INSTRUCTIONS FOR THE TASK: Determine the number of lines in the listing below that hold the word "Windows". Write the number alone.

*** EXERCISE INPUT ***

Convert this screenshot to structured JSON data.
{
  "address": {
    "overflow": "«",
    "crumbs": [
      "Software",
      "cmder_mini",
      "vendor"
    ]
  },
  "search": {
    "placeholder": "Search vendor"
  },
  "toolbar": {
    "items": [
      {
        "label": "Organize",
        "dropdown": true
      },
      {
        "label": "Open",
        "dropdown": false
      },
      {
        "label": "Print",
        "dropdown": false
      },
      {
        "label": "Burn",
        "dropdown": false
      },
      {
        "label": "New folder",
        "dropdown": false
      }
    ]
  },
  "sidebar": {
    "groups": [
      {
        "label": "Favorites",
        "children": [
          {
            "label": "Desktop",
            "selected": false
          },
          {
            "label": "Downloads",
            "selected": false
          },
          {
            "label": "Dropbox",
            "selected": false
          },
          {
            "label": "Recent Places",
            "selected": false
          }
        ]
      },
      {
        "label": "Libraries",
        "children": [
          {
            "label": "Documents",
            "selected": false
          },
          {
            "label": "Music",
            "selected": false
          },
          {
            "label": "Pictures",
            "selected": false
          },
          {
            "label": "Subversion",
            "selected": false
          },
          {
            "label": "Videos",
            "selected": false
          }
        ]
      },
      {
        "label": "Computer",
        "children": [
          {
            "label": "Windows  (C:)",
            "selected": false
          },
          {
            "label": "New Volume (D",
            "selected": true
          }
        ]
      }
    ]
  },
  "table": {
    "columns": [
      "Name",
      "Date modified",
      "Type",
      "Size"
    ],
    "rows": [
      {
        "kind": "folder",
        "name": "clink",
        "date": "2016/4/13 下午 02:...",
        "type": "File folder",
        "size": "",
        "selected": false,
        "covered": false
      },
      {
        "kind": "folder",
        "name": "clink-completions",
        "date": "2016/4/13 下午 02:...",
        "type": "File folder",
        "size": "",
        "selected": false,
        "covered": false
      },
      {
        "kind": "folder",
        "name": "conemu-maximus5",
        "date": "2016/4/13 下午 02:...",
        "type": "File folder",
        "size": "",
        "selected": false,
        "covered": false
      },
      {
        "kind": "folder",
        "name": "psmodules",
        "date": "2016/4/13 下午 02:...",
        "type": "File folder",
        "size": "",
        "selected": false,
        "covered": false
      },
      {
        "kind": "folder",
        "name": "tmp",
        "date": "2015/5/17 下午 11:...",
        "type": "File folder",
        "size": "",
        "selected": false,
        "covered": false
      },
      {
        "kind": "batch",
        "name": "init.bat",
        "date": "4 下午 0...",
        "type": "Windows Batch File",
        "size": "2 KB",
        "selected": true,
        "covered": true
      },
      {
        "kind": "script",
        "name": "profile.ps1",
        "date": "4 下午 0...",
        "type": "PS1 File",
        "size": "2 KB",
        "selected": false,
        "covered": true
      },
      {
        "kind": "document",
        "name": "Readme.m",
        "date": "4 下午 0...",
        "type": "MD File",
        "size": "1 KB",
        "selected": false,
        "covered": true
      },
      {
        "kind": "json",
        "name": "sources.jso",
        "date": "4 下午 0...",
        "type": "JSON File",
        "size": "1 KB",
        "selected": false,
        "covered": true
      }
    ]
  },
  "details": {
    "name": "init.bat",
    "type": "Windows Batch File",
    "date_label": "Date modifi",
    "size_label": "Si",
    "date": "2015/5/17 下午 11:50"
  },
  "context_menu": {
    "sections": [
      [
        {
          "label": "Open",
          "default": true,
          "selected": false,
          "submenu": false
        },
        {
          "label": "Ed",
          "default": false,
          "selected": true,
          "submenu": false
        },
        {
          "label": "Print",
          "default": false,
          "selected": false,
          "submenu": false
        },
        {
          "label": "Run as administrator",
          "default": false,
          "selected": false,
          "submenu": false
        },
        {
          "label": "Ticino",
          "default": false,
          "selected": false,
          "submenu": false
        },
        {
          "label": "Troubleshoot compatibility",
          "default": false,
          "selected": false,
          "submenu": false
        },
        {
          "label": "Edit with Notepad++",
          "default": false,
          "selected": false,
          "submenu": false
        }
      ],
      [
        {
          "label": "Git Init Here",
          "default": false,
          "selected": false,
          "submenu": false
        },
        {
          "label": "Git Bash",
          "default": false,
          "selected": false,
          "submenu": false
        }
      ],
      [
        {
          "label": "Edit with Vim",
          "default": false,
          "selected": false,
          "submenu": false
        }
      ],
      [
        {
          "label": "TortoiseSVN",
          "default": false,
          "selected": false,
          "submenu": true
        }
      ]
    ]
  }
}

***

TASK RESULT: 3